* What you will do
Answer with a number only, stating how many lines of the records hold the word "Datenträger".

Collection entries
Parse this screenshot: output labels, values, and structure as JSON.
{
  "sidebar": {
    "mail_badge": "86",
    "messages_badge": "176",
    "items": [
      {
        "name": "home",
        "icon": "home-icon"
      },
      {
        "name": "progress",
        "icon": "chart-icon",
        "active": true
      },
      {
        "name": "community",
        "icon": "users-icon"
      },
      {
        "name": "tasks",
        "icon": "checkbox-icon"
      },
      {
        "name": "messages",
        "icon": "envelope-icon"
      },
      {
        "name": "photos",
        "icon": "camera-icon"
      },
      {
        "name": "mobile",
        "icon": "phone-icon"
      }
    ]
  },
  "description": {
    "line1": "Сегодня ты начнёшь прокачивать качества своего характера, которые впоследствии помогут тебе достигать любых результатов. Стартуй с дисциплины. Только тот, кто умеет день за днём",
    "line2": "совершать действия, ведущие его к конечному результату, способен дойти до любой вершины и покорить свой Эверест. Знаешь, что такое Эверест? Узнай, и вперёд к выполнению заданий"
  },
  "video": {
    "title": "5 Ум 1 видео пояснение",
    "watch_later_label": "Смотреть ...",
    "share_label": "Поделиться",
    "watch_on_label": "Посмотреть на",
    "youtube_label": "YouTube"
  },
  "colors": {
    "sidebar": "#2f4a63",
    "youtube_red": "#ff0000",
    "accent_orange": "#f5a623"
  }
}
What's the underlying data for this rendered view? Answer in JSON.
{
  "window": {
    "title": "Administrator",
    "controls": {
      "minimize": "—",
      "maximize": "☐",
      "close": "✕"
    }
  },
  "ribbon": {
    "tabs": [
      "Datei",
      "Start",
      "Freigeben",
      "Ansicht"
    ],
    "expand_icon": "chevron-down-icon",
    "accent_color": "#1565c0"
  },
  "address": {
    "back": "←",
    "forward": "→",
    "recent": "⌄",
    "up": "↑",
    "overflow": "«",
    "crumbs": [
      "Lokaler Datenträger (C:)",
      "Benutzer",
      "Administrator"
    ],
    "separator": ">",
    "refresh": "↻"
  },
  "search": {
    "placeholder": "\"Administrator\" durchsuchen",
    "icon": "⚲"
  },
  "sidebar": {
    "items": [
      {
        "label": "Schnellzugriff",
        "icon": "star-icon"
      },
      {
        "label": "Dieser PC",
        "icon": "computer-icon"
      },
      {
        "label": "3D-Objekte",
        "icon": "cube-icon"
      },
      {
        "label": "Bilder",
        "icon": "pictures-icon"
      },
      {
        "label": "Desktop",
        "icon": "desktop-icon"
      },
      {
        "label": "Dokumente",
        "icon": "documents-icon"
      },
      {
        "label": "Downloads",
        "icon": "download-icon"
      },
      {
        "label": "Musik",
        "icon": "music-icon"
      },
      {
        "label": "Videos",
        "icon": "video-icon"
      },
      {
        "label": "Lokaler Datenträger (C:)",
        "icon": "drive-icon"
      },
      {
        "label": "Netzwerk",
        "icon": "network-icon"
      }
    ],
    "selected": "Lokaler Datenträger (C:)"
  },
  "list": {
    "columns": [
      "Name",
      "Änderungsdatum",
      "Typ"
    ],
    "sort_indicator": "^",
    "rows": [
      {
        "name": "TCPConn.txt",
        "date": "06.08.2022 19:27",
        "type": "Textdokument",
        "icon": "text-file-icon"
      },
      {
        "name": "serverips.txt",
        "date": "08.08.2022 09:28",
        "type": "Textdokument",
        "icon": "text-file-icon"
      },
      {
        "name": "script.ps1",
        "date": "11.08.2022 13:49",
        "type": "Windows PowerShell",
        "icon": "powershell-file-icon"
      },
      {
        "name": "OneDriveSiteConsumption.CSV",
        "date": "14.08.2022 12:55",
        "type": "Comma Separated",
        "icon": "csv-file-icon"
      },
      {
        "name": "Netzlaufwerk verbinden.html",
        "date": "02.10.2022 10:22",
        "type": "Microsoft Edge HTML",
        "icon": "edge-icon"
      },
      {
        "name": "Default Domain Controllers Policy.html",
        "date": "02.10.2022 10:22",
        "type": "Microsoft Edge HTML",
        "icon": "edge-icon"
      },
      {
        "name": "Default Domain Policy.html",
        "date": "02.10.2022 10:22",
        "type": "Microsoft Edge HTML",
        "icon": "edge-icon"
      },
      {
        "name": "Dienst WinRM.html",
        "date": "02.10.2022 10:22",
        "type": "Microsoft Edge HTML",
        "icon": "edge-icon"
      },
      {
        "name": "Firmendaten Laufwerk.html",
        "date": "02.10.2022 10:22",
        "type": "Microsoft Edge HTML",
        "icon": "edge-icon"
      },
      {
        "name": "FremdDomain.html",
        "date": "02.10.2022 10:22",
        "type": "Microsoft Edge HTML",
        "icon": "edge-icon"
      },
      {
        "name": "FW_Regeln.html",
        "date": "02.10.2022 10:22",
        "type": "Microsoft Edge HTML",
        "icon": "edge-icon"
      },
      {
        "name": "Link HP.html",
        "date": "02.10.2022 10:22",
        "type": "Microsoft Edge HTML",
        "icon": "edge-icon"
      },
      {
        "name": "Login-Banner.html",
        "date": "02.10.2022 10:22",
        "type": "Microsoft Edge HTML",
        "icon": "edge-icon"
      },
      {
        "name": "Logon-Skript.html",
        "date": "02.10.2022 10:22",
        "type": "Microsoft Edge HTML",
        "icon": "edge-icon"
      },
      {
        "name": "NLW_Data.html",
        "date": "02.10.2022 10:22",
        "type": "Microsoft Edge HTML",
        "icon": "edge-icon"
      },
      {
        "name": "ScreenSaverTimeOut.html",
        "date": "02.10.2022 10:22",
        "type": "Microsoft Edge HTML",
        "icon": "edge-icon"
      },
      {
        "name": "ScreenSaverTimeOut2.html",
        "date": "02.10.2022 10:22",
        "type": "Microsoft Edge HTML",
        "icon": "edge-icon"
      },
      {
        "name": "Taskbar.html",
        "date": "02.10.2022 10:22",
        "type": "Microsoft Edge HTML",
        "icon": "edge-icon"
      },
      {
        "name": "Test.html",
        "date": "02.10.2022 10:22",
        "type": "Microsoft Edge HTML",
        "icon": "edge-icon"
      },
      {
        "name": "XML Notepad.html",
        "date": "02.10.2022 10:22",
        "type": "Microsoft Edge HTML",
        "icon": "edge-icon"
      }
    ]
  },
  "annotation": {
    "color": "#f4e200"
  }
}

* Expected output
3